(CNN) — If you’ve been watching “Jeopardy!” lately, you’re probably familiar with James Holzhauer, the Las Vegas resident and professional sports better currently smashing records on the nightly game show.
During his 11-day run so far, he has broken the single-day winnings record a total of four times, his biggest haul coming in at $131,127.
For context, prior to Holzhauer’s “Jeopardy!” debut, the single-day winnings record was held by Roger Craig, who only managed to rack up $77,000.
So, how does Holzhauer do it? His method is far from new or novel, but his background in gambling gives him a considerable edge.
He bounces around the board
The clues in “Jeopardy!” are written intentionally to flow from tile to tile in order of difficulty and increasing monetary value. So, contestants are generally encouraged to make their way down each category from top to bottom.
Holzhauer, like some previous “Jeopardy!” champions, doesn’t play this way.
He employs a controversial method known as the “Forrest Bounce,” in which the contestant jumps around from category to category, choosing tiles out of order to throw off his or her opponents.
Holzhauer is not the first to master the “Forrest Bounce.” Previous contestants like Arthur Chu and Chuck Forrest (who the method is named after) have used it to both confuse opponents and rack up the most amount of money in a short span of time by starting from the bottom of each category, where the clues are hardest.
While effective if done right, the “Forrest Bounce,” is not very popular among the show’s staff, including host Alex Trebek, who has spoken out against the method. He argues that it disrupts the natural order of the show, which the writers work hard on preparing.
He hunts for the Daily Doubles
This method also allows contestants to jump around the board and hunt for the hidden Daily Double tiles, which give them the opportunity to wager winnings with the prospect of drastically increasing their score. This is where Holzhauer shines.
With the confidence normally required to intimidate opponents in a game of poker or blackjack, Holzhauer plays fast and with no hesitation. By jumping around swiftly from clue to clue, he confuses the other players, who often find it hard to keep up.
He wagers enormous amounts
Then come the wagers.
By the time he lands on a Daily Double tile, Holzhauer is usually so far ahead of the other contestants he can wager enormous amounts of money, knowing he’d still be ahead if he loses the bet (he usually doesn’t lose). By the final round, known as Final Jeopardy, Holzhauer has often already amassed more money than the average single-day haul, giving him a wide open opportunity to bet big and win big.

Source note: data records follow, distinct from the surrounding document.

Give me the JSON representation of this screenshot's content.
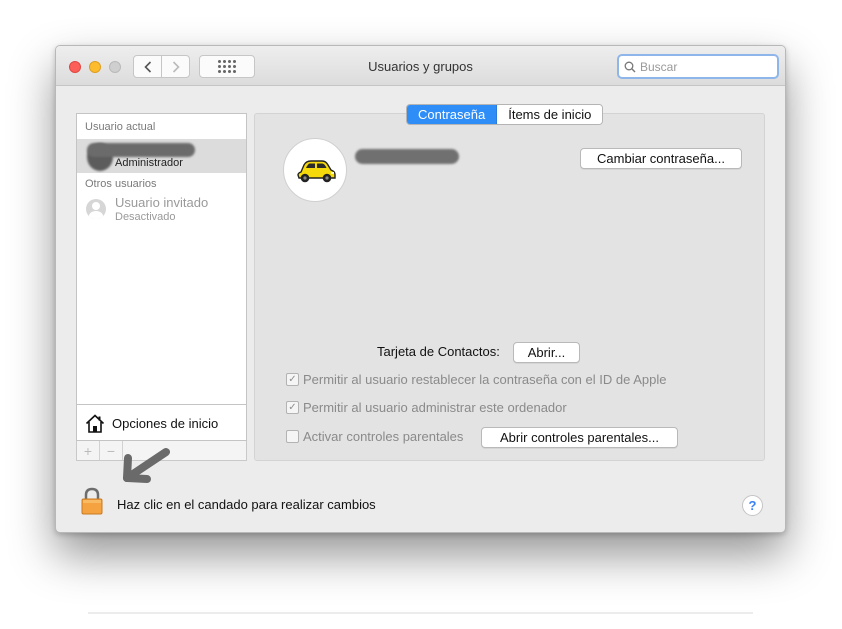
{
  "window": {
    "title": "Usuarios y grupos",
    "search_placeholder": "Buscar"
  },
  "sidebar": {
    "current_user_header": "Usuario actual",
    "current_user_role": "Administrador",
    "other_users_header": "Otros usuarios",
    "guest_name": "Usuario invitado",
    "guest_status": "Desactivado",
    "login_options_label": "Opciones de inicio",
    "add_label": "+",
    "remove_label": "−"
  },
  "tabs": [
    {
      "label": "Contraseña",
      "active": true
    },
    {
      "label": "Ítems de inicio",
      "active": false
    }
  ],
  "panel": {
    "change_password_button": "Cambiar contraseña...",
    "contact_card_label": "Tarjeta de Contactos:",
    "open_button": "Abrir...",
    "checkbox_reset_password": {
      "label": "Permitir al usuario restablecer la contraseña con el ID de Apple",
      "checked": true
    },
    "checkbox_admin": {
      "label": "Permitir al usuario administrar este ordenador",
      "checked": true
    },
    "checkbox_parental": {
      "label": "Activar controles parentales",
      "checked": false
    },
    "open_parental_button": "Abrir controles parentales..."
  },
  "footer": {
    "lock_text": "Haz clic en el candado para realizar cambios",
    "help_label": "?"
  },
  "icons": {
    "avatar": "yellow-car-icon",
    "lock": "lock-icon",
    "home": "home-icon",
    "arrow": "annotation-arrow-icon"
  },
  "colors": {
    "accent": "#2f8df7",
    "lock": "#f4a340",
    "car": "#f5d90a"
  }
}
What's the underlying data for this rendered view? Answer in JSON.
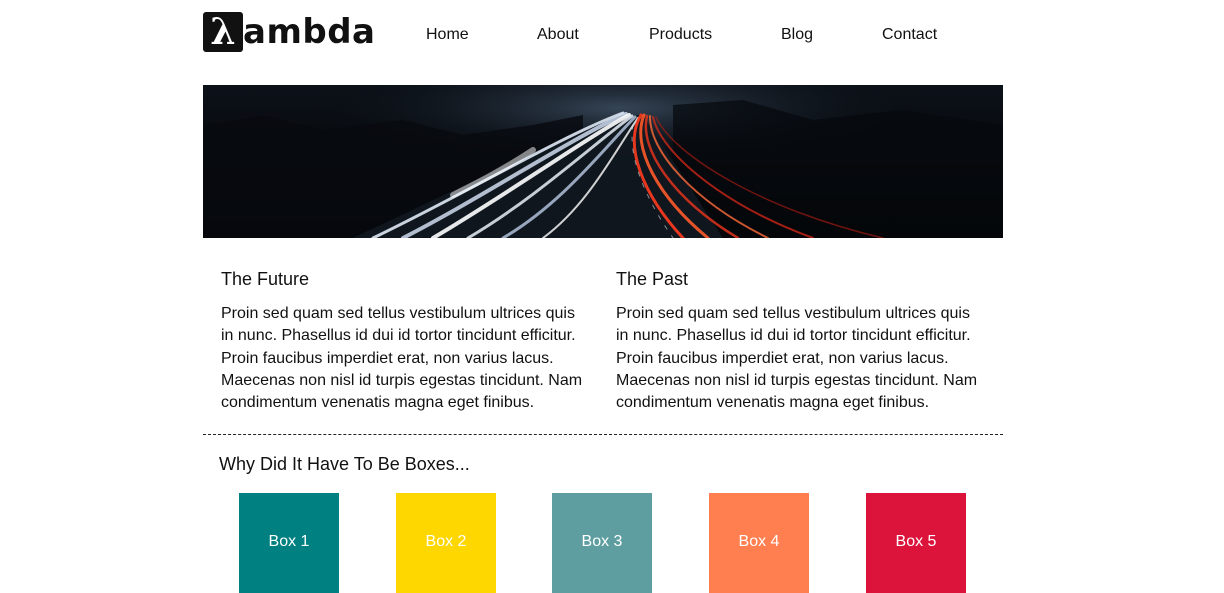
{
  "brand": {
    "logo_mark": "λ",
    "logo_text": "ambda"
  },
  "nav": {
    "items": [
      {
        "label": "Home"
      },
      {
        "label": "About"
      },
      {
        "label": "Products"
      },
      {
        "label": "Blog"
      },
      {
        "label": "Contact"
      }
    ]
  },
  "hero": {
    "image": "highway-light-trails-image"
  },
  "columns": [
    {
      "title": "The Future",
      "body": "Proin sed quam sed tellus vestibulum ultrices quis in nunc. Phasellus id dui id tortor tincidunt efficitur. Proin faucibus imperdiet erat, non varius lacus. Maecenas non nisl id turpis egestas tincidunt. Nam condimentum venenatis magna eget finibus."
    },
    {
      "title": "The Past",
      "body": "Proin sed quam sed tellus vestibulum ultrices quis in nunc. Phasellus id dui id tortor tincidunt efficitur. Proin faucibus imperdiet erat, non varius lacus. Maecenas non nisl id turpis egestas tincidunt. Nam condimentum venenatis magna eget finibus."
    }
  ],
  "boxes_section": {
    "title": "Why Did It Have To Be Boxes...",
    "boxes": [
      {
        "label": "Box 1",
        "color": "#008080"
      },
      {
        "label": "Box 2",
        "color": "#FFD700"
      },
      {
        "label": "Box 3",
        "color": "#5F9EA0"
      },
      {
        "label": "Box 4",
        "color": "#FF7F50"
      },
      {
        "label": "Box 5",
        "color": "#DC143C"
      }
    ]
  }
}
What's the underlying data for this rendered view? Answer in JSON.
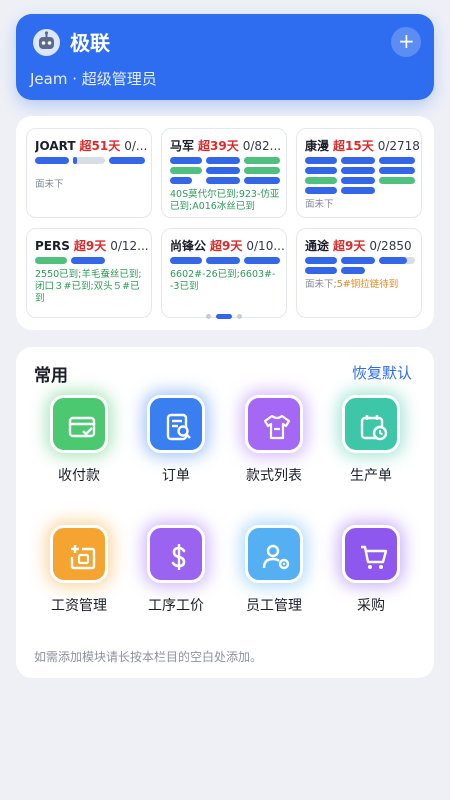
{
  "header": {
    "app_name": "极联",
    "user_line": "Jeam · 超级管理员",
    "add_symbol": "+"
  },
  "tasks": [
    {
      "name": "JOART",
      "days": "超51天",
      "ratio": "0/...",
      "note": "面未下",
      "note_color": "gray"
    },
    {
      "name": "马军",
      "days": "超39天",
      "ratio": "0/82...",
      "note": "40S莫代尔已到;923-仿亚已到;A016冰丝已到",
      "note_color": "green"
    },
    {
      "name": "康漫",
      "days": "超15天",
      "ratio": "0/2718",
      "note": "面未下",
      "note_color": "gray"
    },
    {
      "name": "PERS",
      "days": "超9天",
      "ratio": "0/12...",
      "note": "2550已到;羊毛蚕丝已到;闭口３#已到;双头５#已到",
      "note_color": "green"
    },
    {
      "name": "尚锋公",
      "days": "超9天",
      "ratio": "0/10...",
      "note": "6602#-26已到;6603#--3已到",
      "note_color": "green"
    },
    {
      "name": "通途",
      "days": "超9天",
      "ratio": "0/2850",
      "note_prefix": "面未下;",
      "note_suffix": "5#铜拉链待到",
      "note_color": "mixed"
    }
  ],
  "common": {
    "title": "常用",
    "reset_label": "恢复默认",
    "hint": "如需添加模块请长按本栏目的空白处添加。",
    "items": [
      {
        "label": "收付款",
        "icon": "wallet-check-icon",
        "color": "#4cc870"
      },
      {
        "label": "订单",
        "icon": "order-search-icon",
        "color": "#3a7ff0"
      },
      {
        "label": "款式列表",
        "icon": "tshirt-icon",
        "color": "#a468f5"
      },
      {
        "label": "生产单",
        "icon": "calendar-clock-icon",
        "color": "#3ec6a8"
      },
      {
        "label": "工资管理",
        "icon": "salary-icon",
        "color": "#f5a431"
      },
      {
        "label": "工序工价",
        "icon": "dollar-icon",
        "color": "#9a63f0"
      },
      {
        "label": "员工管理",
        "icon": "user-gear-icon",
        "color": "#54b0f2"
      },
      {
        "label": "采购",
        "icon": "cart-icon",
        "color": "#8e58ee"
      }
    ]
  }
}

Holzhauer’s total winnings at this point are $771,920, putting him in second place for most winnings earned in total.
Current record-holder Ken Jennings earned more than $2.5 million during his run, though it took him 74 games.

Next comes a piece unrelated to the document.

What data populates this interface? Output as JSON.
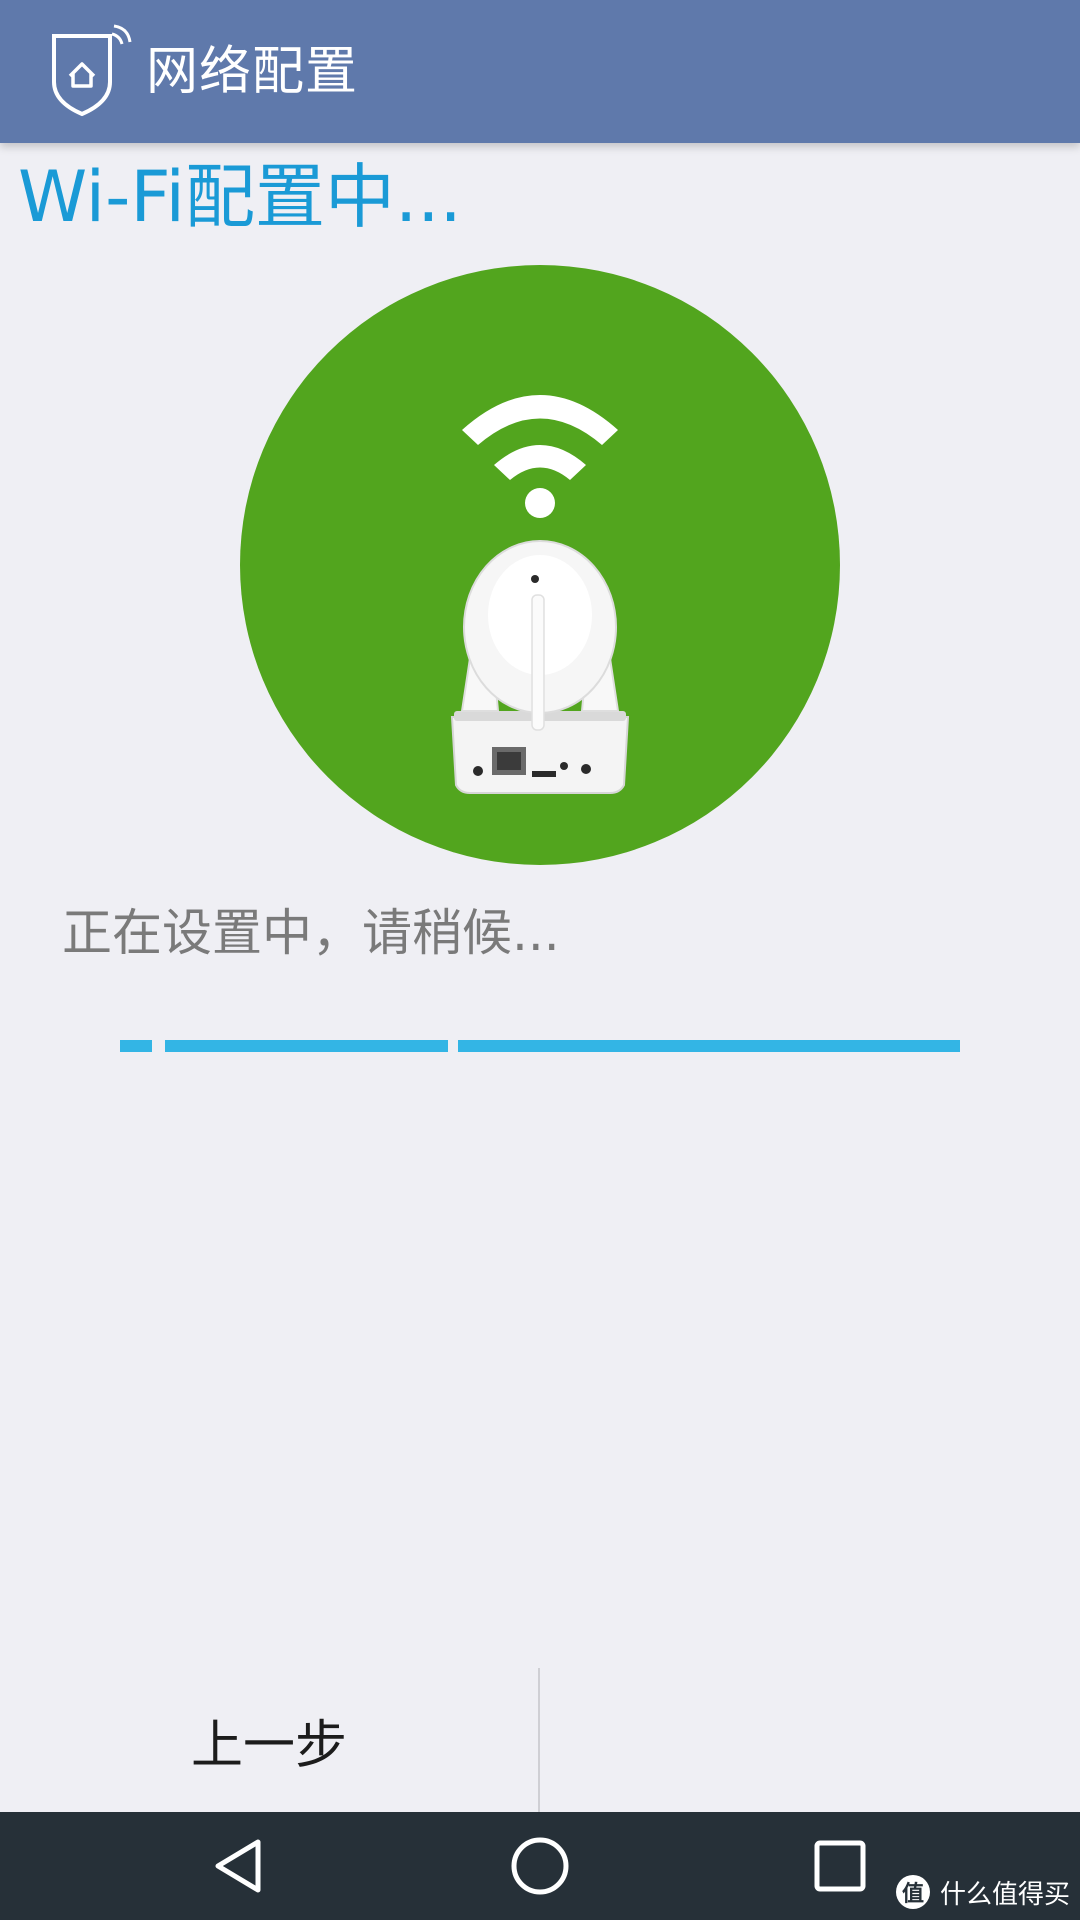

At this rate, Holzhauer could very well beat Jennings’ record in a much shorter amount of time — surely to the chagrin of many “Jeopardy!” purists.